### What the task asks
Copy out the entire listing, keeping each line exactly as it is.

Top of Data

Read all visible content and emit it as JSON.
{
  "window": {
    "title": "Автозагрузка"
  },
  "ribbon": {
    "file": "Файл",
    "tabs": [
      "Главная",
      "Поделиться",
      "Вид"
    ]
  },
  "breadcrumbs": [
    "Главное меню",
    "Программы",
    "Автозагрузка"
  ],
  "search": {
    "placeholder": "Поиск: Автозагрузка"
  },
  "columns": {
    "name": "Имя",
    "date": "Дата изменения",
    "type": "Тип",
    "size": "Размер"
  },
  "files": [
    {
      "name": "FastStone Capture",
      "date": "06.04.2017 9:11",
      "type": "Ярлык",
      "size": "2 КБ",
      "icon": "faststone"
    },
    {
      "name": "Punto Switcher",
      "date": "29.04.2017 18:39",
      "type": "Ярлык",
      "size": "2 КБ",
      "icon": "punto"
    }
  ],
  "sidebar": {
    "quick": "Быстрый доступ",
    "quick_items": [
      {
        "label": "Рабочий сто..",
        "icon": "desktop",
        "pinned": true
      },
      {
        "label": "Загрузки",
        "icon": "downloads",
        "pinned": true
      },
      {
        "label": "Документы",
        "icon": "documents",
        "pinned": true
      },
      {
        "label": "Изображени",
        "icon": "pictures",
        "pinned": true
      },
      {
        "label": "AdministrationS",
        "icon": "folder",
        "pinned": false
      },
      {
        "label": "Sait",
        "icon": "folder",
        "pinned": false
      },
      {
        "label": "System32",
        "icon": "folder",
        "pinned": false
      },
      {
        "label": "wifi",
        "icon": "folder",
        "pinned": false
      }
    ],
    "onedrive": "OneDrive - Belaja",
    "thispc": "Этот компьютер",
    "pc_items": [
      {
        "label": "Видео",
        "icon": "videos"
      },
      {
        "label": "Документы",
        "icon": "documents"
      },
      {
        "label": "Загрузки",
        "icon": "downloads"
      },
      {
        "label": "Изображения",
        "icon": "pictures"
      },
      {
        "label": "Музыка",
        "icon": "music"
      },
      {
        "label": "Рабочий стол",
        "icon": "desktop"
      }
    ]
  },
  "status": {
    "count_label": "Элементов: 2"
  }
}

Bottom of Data

### Task output
Read all visible content and emit it as JSON.
{
  "window": {
    "title": "Автозагрузка"
  },
  "ribbon": {
    "file": "Файл",
    "tabs": [
      "Главная",
      "Поделиться",
      "Вид"
    ]
  },
  "breadcrumbs": [
    "Главное меню",
    "Программы",
    "Автозагрузка"
  ],
  "search": {
    "placeholder": "Поиск: Автозагрузка"
  },
  "columns": {
    "name": "Имя",
    "date": "Дата изменения",
    "type": "Тип",
    "size": "Размер"
  },
  "files": [
    {
      "name": "FastStone Capture",
      "date": "06.04.2017 9:11",
      "type": "Ярлык",
      "size": "2 КБ",
      "icon": "faststone"
    },
    {
      "name": "Punto Switcher",
      "date": "29.04.2017 18:39",
      "type": "Ярлык",
      "size": "2 КБ",
      "icon": "punto"
    }
  ],
  "sidebar": {
    "quick": "Быстрый доступ",
    "quick_items": [
      {
        "label": "Рабочий сто..",
        "icon": "desktop",
        "pinned": true
      },
      {
        "label": "Загрузки",
        "icon": "downloads",
        "pinned": true
      },
      {
        "label": "Документы",
        "icon": "documents",
        "pinned": true
      },
      {
        "label": "Изображени",
        "icon": "pictures",
        "pinned": true
      },
      {
        "label": "AdministrationS",
        "icon": "folder",
        "pinned": false
      },
      {
        "label": "Sait",
        "icon": "folder",
        "pinned": false
      },
      {
        "label": "System32",
        "icon": "folder",
        "pinned": false
      },
      {
        "label": "wifi",
        "icon": "folder",
        "pinned": false
      }
    ],
    "onedrive": "OneDrive - Belaja",
    "thispc": "Этот компьютер",
    "pc_items": [
      {
        "label": "Видео",
        "icon": "videos"
      },
      {
        "label": "Документы",
        "icon": "documents"
      },
      {
        "label": "Загрузки",
        "icon": "downloads"
      },
      {
        "label": "Изображения",
        "icon": "pictures"
      },
      {
        "label": "Музыка",
        "icon": "music"
      },
      {
        "label": "Рабочий стол",
        "icon": "desktop"
      }
    ]
  },
  "status": {
    "count_label": "Элементов: 2"
  }
}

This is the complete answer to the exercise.